■ **WHAT YOU NEED TO DO**: In the listing that follows, the lines starting at the one containing "What data populates" and ending at the one containing "Transcribe this image's" are to be returned exactly, both boundary lines included, and no others.

[EXCERPTED DATA]

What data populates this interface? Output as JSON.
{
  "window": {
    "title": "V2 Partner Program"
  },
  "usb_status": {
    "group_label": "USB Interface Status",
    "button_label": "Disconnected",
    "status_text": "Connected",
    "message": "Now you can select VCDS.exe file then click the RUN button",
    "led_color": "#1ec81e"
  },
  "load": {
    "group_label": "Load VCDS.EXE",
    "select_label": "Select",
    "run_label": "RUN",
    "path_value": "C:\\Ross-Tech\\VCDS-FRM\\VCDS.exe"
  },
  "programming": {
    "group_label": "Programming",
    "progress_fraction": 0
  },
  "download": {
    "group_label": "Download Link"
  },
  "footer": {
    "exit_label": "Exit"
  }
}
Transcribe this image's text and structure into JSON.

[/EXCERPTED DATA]
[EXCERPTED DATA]

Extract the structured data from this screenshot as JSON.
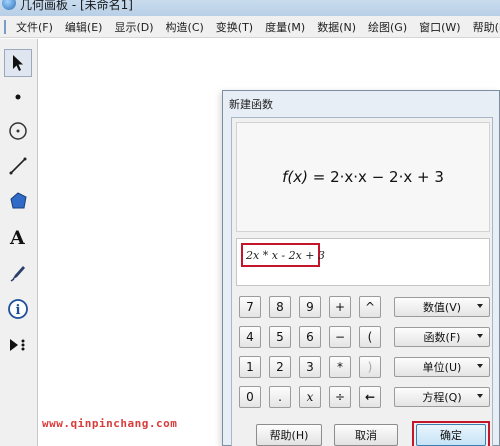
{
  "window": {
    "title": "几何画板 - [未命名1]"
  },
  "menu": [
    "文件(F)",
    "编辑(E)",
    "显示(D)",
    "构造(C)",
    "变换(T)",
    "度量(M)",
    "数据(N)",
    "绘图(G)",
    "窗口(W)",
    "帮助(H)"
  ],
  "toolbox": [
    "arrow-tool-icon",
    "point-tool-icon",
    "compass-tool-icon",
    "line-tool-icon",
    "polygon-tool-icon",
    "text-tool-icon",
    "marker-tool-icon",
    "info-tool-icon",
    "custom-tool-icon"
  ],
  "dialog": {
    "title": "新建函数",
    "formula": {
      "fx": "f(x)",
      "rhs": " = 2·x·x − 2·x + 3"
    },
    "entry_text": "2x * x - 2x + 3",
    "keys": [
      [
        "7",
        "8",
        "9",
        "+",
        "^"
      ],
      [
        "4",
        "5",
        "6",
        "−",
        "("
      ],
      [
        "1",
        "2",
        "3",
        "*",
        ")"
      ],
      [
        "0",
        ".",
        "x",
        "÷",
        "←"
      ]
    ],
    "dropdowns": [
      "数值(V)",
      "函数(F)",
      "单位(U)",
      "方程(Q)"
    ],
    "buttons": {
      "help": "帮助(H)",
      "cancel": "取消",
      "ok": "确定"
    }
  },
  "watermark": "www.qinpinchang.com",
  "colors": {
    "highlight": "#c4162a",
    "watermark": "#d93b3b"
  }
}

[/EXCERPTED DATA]

■ **SOLUTION**:
What data populates this interface? Output as JSON.
{
  "window": {
    "title": "V2 Partner Program"
  },
  "usb_status": {
    "group_label": "USB Interface Status",
    "button_label": "Disconnected",
    "status_text": "Connected",
    "message": "Now you can select VCDS.exe file then click the RUN button",
    "led_color": "#1ec81e"
  },
  "load": {
    "group_label": "Load VCDS.EXE",
    "select_label": "Select",
    "run_label": "RUN",
    "path_value": "C:\\Ross-Tech\\VCDS-FRM\\VCDS.exe"
  },
  "programming": {
    "group_label": "Programming",
    "progress_fraction": 0
  },
  "download": {
    "group_label": "Download Link"
  },
  "footer": {
    "exit_label": "Exit"
  }
}
Transcribe this image's text and structure into JSON.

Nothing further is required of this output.